The best track is One For My Baby. In fact, I think it's one of the best vocals ever recorded. There;s nothing too flashy about it. Frank sounds relaxed, enjoying the perfect arrangement and the lovely tenor of his own voice. This song, though, perfectly captures how Sinatra himself said he wanted to be remembered- as a good saloon singer, sitting next to a piano in the wee hours.

If you don't own the album- if you've never heard it- please get it soon. And, if you want to really savor the genius as intended, do what I'm doing right now. Listen to Only the Lonely by yourself, in your basement in the middle of the night, with a stiff drink at hand.

Anj

Tuesday, December 2, 2008

It has been a long time indeed since an art post. What can I say... I've been busy! But, I am going to aim at getting back on the twice-a-week schedule. We'll see.

Today I'm offering a nice panel from a Superman job by Dusty Abell and Terry Austin. Abell is a solid artist- kind of a cut-rate Michael Golden. Believe it or not, that is not intended as an insult. No one else is Golden, after all. The guy I really want to talk about though, is the great Terry Austin.

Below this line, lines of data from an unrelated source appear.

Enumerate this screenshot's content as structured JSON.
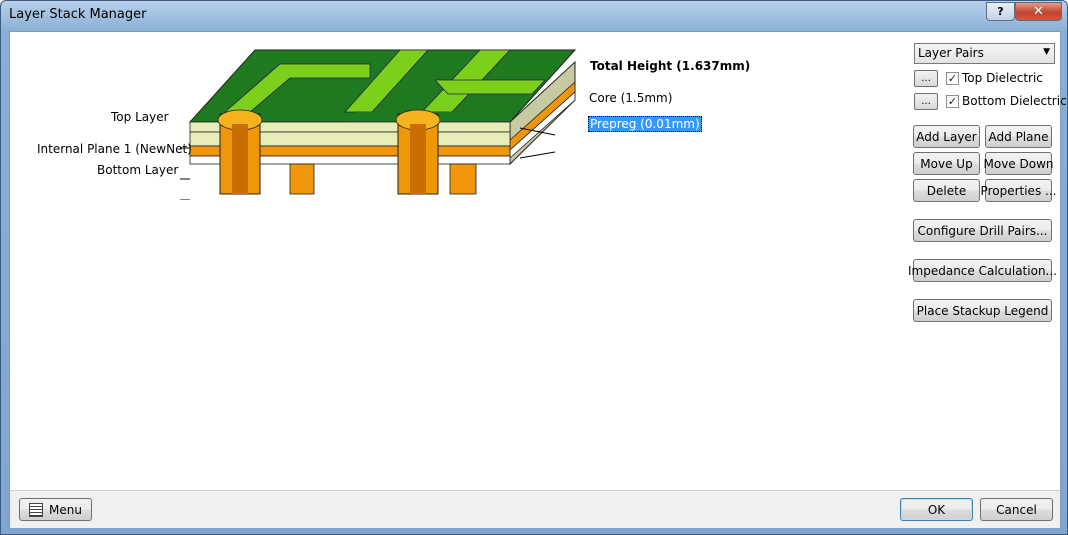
{
  "window": {
    "title": "Layer Stack Manager",
    "help_label": "?",
    "close_label": "✕"
  },
  "diagram": {
    "total_height": "Total Height (1.637mm)",
    "core": "Core (1.5mm)",
    "prepreg": "Prepreg (0.01mm)",
    "top_layer": "Top Layer",
    "internal_plane": "Internal Plane 1 (NewNet)",
    "bottom_layer": "Bottom Layer"
  },
  "sidebar": {
    "view_select": "Layer Pairs",
    "top_dielectric": {
      "label": "Top Dielectric",
      "checked": true
    },
    "bottom_dielectric": {
      "label": "Bottom Dielectric",
      "checked": true
    },
    "ellipsis": "...",
    "add_layer": "Add Layer",
    "add_plane": "Add Plane",
    "move_up": "Move Up",
    "move_down": "Move Down",
    "delete": "Delete",
    "properties": "Properties ...",
    "configure_drill_pairs": "Configure Drill Pairs...",
    "impedance_calculation": "Impedance Calculation...",
    "place_stackup_legend": "Place Stackup Legend"
  },
  "footer": {
    "menu": "Menu",
    "ok": "OK",
    "cancel": "Cancel"
  },
  "colors": {
    "pcb_green": "#1f7a1f",
    "trace_lime": "#7ccf1a",
    "copper_orange": "#f0960a",
    "core_cream": "#e8ecb8",
    "selection_blue": "#3399ff"
  }
}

Terry's work has meant a lot to me. At his peak, even though I would never try to ink anything like him, I drew a lot of inspiration from Austin. His '80s work over John Byrne and Marshall Rogers is simply amazing. Terry has not done a lot of superhero work lately, and what little he has done lacks some of the delicacy he possessed at his peak. Still, there is something to learn in every Terry Austin job.

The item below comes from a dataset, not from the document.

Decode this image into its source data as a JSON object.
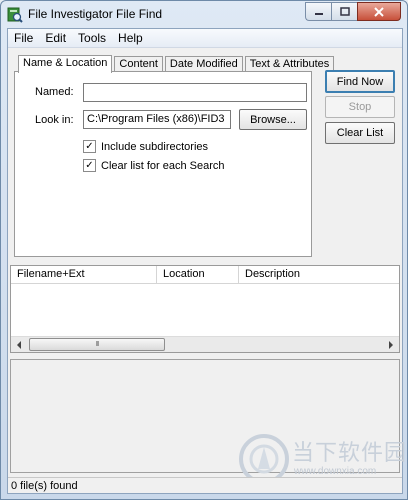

I mention Terry's work a lot when I'm reviewing inking portfolios at conventions. I tell a lot of guys to go look at Terry to get a grasp on one thing that is crucial to good inking- confidence. When you make a mark on a page, it has to look like you meant it. You have to sell that line, even if it's the wrong line. In fact, you have to sell it a hell of a lot more if it is the wrong line. Young Kubert knew this. Caniff knew it, too. Ballsy inking can cover a multitude of sins.

That is not to say that Terry Austin routinely makes the wrong line. Quite the contrary. Terry is a good cartoonist. Still, what really makes his work shine is the boldness. When he makes a mark, he makes it boldly and with purpose. Look at today's example. Every line is strong. You can argue that the work could be finer in places, but it's all readable. There is also a certain sheen to everything Terry inks, but I think it works for him.

Oh, and before I go- a cool bit of trivia. Terry inked, with Dick Giordano, one of the most stunning pieces of superhero comic art ever produced, Muhammed Ali vs. Superman. Neal Adams wanted the best for that book, so he got Terry for the backgrounds, and Giordano for the figures (I think Neal pitched in there himself, too).

That's enough outta me. Enjoy the genius, and come back for more Thursday!

Anj